    I don't care if the seller has pics up the wazoo. I'm still going to get my own, from a vet of my choice, at my expense, of course.



  20. #20
    Join Date
    Aug. 28, 2004
    Posts
    1,806

    Default

    Quote Originally Posted by Equine Reproduction View Post
    Unfortunately, the biggest issue I see is having a vet that is qualified and even knows how to read and interpret x-rays <rolling eyes>. Living in the heart of Quarter Horse country and having the local vet interpret x-rays on warmbloods is literally a train wreck waiting to happen. We generally recommend that any buyer interested in one of our horses have the xrays done by the University. If there is a problem, then they have a qualified vet that specializes that can then take a look and evaluate what is being seen.
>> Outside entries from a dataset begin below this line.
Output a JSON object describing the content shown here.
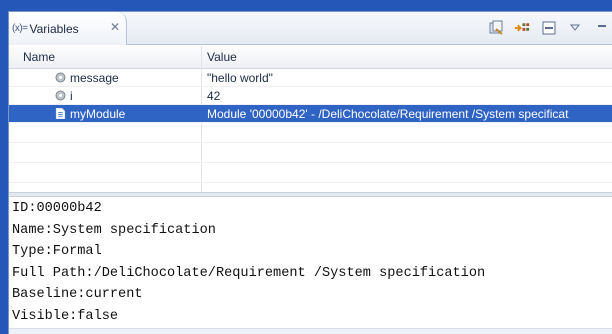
{
  "view": {
    "tab_icon_text": "(x)=",
    "tab_label": "Variables",
    "tab_close": "✕"
  },
  "toolbar": {
    "icons": [
      "collapse-all-icon",
      "show-types-icon",
      "minimize-icon",
      "view-menu-icon",
      "maximize-icon"
    ]
  },
  "table": {
    "columns": [
      "Name",
      "Value"
    ],
    "rows": [
      {
        "name": "message",
        "value": "\"hello world\"",
        "icon": "field-icon"
      },
      {
        "name": "i",
        "value": "42",
        "icon": "field-icon"
      },
      {
        "name": "myModule",
        "value": "Module '00000b42' - /DeliChocolate/Requirement /System specificat",
        "icon": "module-icon",
        "selected": true
      }
    ]
  },
  "details": [
    "ID:00000b42",
    "Name:System specification",
    "Type:Formal",
    "Full Path:/DeliChocolate/Requirement /System specification",
    "Baseline:current",
    "Visible:false"
  ],
  "colors": {
    "selection": "#2f63c4",
    "frame": "#2457b7"
  }
}
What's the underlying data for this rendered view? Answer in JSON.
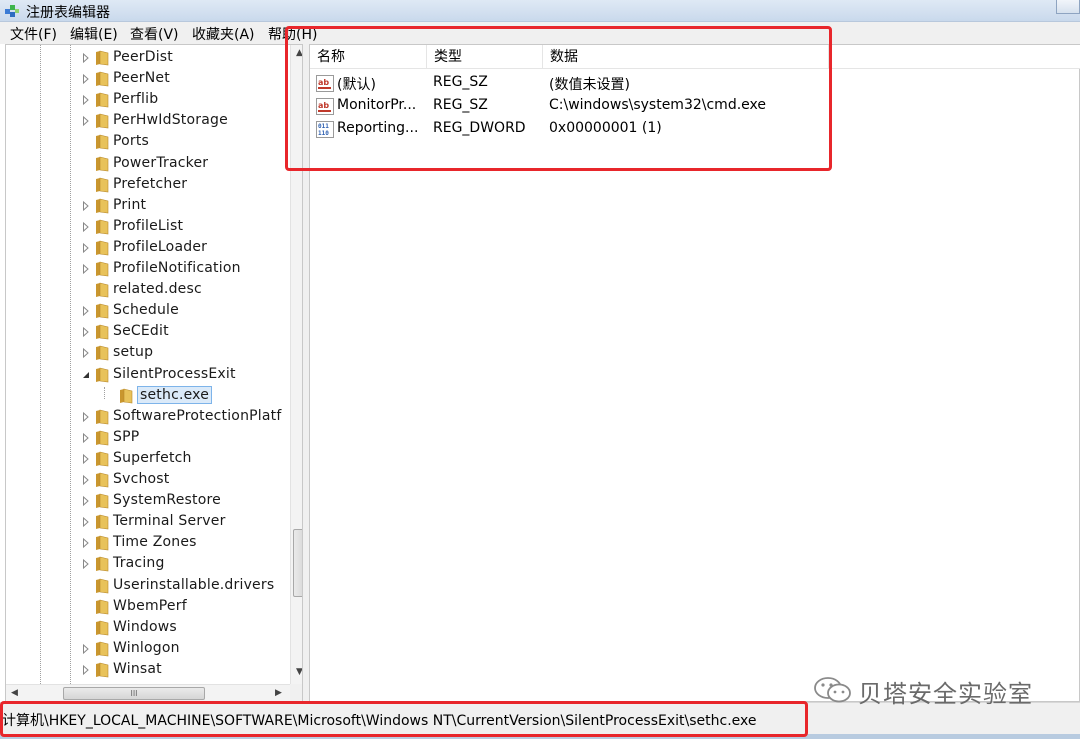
{
  "window": {
    "title": "注册表编辑器"
  },
  "menubar": {
    "items": [
      "文件(F)",
      "编辑(E)",
      "查看(V)",
      "收藏夹(A)",
      "帮助(H)"
    ]
  },
  "tree": {
    "items": [
      {
        "label": "PeerDist",
        "expandable": true
      },
      {
        "label": "PeerNet",
        "expandable": true
      },
      {
        "label": "Perflib",
        "expandable": true
      },
      {
        "label": "PerHwIdStorage",
        "expandable": true
      },
      {
        "label": "Ports",
        "expandable": false
      },
      {
        "label": "PowerTracker",
        "expandable": false
      },
      {
        "label": "Prefetcher",
        "expandable": false
      },
      {
        "label": "Print",
        "expandable": true
      },
      {
        "label": "ProfileList",
        "expandable": true
      },
      {
        "label": "ProfileLoader",
        "expandable": true
      },
      {
        "label": "ProfileNotification",
        "expandable": true
      },
      {
        "label": "related.desc",
        "expandable": false
      },
      {
        "label": "Schedule",
        "expandable": true
      },
      {
        "label": "SeCEdit",
        "expandable": true
      },
      {
        "label": "setup",
        "expandable": true
      },
      {
        "label": "SilentProcessExit",
        "expandable": true,
        "expanded": true
      },
      {
        "label": "sethc.exe",
        "expandable": false,
        "child": true,
        "selected": true
      },
      {
        "label": "SoftwareProtectionPlatf",
        "expandable": true
      },
      {
        "label": "SPP",
        "expandable": true
      },
      {
        "label": "Superfetch",
        "expandable": true
      },
      {
        "label": "Svchost",
        "expandable": true
      },
      {
        "label": "SystemRestore",
        "expandable": true
      },
      {
        "label": "Terminal Server",
        "expandable": true
      },
      {
        "label": "Time Zones",
        "expandable": true
      },
      {
        "label": "Tracing",
        "expandable": true
      },
      {
        "label": "Userinstallable.drivers",
        "expandable": false
      },
      {
        "label": "WbemPerf",
        "expandable": false
      },
      {
        "label": "Windows",
        "expandable": false
      },
      {
        "label": "Winlogon",
        "expandable": true
      },
      {
        "label": "Winsat",
        "expandable": true
      }
    ],
    "hscroll_thumb_glyph": "III"
  },
  "list": {
    "headers": {
      "name": "名称",
      "type": "类型",
      "data": "数据"
    },
    "rows": [
      {
        "name": "(默认)",
        "type": "REG_SZ",
        "data": "(数值未设置)",
        "icon": "string-value-icon"
      },
      {
        "name": "MonitorPr...",
        "type": "REG_SZ",
        "data": "C:\\windows\\system32\\cmd.exe",
        "icon": "string-value-icon"
      },
      {
        "name": "Reporting...",
        "type": "REG_DWORD",
        "data": "0x00000001 (1)",
        "icon": "dword-value-icon"
      }
    ]
  },
  "statusbar": {
    "path": "计算机\\HKEY_LOCAL_MACHINE\\SOFTWARE\\Microsoft\\Windows NT\\CurrentVersion\\SilentProcessExit\\sethc.exe"
  },
  "watermark": {
    "text": "贝塔安全实验室"
  },
  "colors": {
    "annotation": "#e8262b",
    "folder": "#e8c25a",
    "selection": "#dbeaf9"
  }
}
    Quite honestly, I think wayyyy too much emphasis is put on xrays. I've purchased horses for a song that had "problematic" xrays that have gone on to do quite well despite the problems. And I've had the flip occur. Bought a few horses that xrayed clean, but always had idiopathic lameness issues. One of the vets I used to work with when in California, I absolutely loved his philosophy - If the horse is sound with no issues, get xrays but follow what the horse is telling you. Unless there was something dramatically significant in those xrays, listen to the horse.
    Completely agreed. I did a pre-purchase once on a just turned 4 year old. The vet failed him and was going on about some bony growth and trauma on the rads on the front feet. I was like because the horse was completely sound, and, well, he was only a 4 year old pasture puff. I had a separate vet look at them, and he was like "What's wrong with this guy! The horse has thin soles and that's it! Trauma doesn't even show up on a radiograph!"



Similar Threads

  1. Replies: 22
    Last Post: Nov. 12, 2010, 04:27 PM
  2. question for buyers and sellers?
    By 3horsemom in forum Off Course
    Replies: 21
    Last Post: May. 22, 2009, 05:15 PM
  3. Ok buyers (and sellers) where are you?
    By Taco Pizza in forum Eventing
    Replies: 41
    Last Post: Jun. 19, 2008, 06:41 AM

Posting Permissions

  • You may not post new threads
  • You may not post replies
  • You may not post attachments
  • You may not edit your posts
  •  
randomness